*** Block opens ***

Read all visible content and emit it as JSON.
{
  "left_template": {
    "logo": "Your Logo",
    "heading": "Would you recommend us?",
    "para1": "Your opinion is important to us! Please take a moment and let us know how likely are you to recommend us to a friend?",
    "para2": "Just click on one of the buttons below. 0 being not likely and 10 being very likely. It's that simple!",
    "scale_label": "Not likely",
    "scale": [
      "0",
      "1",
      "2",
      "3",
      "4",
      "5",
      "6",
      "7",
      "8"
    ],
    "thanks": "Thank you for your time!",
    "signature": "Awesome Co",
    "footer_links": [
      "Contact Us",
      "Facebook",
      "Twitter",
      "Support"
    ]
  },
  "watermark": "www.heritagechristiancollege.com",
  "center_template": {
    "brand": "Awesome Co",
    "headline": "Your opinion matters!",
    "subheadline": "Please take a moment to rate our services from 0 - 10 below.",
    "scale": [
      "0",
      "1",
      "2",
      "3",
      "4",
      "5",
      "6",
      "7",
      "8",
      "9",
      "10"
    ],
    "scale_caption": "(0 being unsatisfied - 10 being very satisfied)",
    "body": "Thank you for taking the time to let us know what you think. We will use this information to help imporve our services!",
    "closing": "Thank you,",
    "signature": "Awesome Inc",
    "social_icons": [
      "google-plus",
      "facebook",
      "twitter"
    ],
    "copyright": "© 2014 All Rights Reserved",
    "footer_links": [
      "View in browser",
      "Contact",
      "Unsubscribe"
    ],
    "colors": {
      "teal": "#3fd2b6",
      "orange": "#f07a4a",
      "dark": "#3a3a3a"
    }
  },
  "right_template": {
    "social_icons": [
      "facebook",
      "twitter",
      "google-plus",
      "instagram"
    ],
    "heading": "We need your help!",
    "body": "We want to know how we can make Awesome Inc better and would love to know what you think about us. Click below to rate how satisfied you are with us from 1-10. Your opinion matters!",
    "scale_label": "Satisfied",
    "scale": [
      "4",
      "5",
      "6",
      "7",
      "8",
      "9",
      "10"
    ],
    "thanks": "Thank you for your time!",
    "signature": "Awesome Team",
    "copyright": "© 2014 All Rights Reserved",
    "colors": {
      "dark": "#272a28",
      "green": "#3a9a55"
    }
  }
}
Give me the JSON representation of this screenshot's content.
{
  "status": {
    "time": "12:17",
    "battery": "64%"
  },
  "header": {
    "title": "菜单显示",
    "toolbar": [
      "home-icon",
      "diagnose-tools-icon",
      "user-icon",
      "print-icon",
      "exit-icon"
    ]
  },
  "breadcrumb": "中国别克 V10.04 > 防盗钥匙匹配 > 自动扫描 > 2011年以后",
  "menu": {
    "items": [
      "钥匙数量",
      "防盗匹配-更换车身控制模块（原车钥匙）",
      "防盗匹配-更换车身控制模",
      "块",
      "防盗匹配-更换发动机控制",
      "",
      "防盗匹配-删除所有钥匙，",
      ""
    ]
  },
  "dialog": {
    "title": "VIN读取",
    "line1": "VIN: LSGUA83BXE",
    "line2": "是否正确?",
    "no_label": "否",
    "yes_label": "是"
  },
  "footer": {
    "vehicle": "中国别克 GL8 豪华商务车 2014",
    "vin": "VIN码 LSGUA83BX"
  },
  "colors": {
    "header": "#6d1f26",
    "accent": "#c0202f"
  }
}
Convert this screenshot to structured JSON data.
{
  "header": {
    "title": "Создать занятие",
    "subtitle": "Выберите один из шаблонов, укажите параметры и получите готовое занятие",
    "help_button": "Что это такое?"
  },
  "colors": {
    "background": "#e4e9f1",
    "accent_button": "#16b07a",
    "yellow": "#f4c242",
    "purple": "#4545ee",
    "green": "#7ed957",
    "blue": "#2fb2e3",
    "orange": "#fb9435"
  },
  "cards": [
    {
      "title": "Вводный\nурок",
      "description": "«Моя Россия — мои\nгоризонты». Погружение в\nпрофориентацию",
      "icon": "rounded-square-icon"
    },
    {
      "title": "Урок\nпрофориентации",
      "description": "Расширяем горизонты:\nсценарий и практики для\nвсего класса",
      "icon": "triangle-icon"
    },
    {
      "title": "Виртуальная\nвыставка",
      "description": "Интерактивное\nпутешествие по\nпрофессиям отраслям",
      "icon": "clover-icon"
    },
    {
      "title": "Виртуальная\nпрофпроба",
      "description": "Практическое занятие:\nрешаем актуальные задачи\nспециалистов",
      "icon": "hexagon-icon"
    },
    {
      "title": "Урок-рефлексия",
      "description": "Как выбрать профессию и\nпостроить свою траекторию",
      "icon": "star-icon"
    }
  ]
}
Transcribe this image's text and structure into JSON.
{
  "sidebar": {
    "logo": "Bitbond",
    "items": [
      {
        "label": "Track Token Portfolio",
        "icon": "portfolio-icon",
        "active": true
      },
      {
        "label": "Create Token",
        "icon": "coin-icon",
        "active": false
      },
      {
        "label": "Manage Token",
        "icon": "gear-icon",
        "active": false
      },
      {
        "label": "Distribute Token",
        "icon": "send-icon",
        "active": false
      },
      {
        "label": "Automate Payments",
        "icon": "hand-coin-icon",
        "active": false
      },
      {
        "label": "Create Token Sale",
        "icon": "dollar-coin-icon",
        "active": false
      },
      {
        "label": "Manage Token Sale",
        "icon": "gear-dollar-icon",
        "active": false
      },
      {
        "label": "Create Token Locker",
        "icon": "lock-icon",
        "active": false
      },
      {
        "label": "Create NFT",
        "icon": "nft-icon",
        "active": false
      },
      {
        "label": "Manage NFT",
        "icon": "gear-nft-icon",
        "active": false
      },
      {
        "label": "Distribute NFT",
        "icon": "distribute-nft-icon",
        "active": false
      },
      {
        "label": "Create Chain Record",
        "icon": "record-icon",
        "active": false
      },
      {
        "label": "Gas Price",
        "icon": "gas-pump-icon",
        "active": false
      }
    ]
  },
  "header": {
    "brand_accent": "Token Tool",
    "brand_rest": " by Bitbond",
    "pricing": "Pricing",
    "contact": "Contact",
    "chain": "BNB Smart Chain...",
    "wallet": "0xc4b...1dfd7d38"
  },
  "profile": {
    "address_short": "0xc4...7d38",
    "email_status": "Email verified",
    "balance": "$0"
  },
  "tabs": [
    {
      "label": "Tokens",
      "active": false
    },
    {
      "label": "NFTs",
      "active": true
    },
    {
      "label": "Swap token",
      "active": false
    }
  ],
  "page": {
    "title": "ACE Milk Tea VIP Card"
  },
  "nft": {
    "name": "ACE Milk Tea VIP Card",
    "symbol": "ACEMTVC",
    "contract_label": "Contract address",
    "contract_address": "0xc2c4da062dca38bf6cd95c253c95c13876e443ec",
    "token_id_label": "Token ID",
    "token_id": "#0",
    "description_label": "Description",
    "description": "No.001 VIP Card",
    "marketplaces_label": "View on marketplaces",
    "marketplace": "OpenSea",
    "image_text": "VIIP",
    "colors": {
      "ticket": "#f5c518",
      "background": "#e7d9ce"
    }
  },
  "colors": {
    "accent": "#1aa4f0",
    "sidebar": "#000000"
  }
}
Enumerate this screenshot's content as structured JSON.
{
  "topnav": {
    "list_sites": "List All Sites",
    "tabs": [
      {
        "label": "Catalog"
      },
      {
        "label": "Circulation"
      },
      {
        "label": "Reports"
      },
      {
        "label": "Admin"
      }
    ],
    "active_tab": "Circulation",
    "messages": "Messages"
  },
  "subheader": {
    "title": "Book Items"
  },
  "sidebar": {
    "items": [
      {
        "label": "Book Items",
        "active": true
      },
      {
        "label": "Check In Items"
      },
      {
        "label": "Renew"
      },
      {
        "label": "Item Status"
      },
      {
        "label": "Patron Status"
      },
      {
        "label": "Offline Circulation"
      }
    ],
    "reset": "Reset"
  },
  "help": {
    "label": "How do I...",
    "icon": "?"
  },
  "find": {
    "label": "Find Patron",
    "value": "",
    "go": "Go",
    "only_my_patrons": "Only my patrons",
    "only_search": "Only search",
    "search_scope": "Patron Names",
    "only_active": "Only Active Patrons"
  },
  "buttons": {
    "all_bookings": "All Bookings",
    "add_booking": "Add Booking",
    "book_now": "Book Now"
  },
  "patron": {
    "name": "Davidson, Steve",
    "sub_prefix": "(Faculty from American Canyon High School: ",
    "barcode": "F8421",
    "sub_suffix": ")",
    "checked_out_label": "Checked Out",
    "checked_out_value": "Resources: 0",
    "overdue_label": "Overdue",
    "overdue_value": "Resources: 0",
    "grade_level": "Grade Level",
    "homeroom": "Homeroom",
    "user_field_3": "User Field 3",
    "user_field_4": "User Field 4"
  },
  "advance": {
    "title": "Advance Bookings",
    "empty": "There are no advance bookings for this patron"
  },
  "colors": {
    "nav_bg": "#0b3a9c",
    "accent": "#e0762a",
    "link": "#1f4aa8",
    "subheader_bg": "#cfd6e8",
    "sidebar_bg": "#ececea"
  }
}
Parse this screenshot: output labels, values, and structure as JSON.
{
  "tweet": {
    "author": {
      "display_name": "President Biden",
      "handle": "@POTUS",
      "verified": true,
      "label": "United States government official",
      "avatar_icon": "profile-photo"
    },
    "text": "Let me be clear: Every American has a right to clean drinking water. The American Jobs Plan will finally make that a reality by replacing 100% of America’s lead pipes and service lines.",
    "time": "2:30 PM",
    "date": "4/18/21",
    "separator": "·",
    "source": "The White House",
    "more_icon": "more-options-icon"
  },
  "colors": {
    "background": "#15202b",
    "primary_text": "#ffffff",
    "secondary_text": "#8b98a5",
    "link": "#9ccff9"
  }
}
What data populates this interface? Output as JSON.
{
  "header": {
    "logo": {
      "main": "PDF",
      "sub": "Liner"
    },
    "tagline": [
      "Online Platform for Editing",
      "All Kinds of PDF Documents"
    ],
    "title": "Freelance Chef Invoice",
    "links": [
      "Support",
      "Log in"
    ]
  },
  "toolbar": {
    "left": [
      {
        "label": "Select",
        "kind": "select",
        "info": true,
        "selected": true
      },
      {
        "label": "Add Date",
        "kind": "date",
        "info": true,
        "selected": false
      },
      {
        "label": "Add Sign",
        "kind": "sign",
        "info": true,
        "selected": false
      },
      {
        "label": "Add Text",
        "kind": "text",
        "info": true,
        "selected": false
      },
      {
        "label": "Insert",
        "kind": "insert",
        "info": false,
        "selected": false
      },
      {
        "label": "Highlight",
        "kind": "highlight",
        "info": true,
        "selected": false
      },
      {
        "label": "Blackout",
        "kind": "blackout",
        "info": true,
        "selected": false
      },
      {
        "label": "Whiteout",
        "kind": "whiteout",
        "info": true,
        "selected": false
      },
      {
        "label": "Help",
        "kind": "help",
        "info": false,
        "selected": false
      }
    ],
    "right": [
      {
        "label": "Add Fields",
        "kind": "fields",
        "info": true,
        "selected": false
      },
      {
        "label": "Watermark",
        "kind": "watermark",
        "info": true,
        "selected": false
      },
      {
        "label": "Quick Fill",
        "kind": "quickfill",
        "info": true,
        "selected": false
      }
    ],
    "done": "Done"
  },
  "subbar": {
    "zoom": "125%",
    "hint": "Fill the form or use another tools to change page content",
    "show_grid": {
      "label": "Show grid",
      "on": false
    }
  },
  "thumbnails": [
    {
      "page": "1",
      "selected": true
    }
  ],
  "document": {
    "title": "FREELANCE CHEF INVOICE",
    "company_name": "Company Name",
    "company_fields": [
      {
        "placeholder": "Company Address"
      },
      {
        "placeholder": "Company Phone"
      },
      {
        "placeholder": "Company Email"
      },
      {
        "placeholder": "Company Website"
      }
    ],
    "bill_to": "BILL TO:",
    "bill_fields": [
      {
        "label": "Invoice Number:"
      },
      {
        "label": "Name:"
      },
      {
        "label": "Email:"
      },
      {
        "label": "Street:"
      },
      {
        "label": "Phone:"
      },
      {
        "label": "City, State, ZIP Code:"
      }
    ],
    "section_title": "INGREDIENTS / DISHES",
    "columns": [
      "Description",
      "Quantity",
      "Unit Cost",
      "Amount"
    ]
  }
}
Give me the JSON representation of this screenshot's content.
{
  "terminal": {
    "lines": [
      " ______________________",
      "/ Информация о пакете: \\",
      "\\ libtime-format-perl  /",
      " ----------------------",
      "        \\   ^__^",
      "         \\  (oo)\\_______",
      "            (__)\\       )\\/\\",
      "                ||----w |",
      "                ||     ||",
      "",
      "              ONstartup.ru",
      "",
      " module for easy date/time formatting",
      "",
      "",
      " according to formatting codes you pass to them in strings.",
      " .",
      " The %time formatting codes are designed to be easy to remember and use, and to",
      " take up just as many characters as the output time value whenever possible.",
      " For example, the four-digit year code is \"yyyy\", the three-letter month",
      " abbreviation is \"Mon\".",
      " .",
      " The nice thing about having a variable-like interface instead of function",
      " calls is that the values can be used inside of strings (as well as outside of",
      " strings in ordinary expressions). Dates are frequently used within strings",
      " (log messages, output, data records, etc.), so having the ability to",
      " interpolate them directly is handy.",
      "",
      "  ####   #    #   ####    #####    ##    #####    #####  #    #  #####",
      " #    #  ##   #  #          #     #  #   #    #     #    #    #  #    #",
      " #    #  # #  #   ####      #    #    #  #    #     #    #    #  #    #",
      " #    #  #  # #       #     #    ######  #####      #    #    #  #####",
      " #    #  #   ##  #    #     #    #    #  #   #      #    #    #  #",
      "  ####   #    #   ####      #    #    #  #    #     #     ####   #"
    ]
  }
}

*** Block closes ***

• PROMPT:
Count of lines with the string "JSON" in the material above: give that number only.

• WRITTEN RESPONSE:
8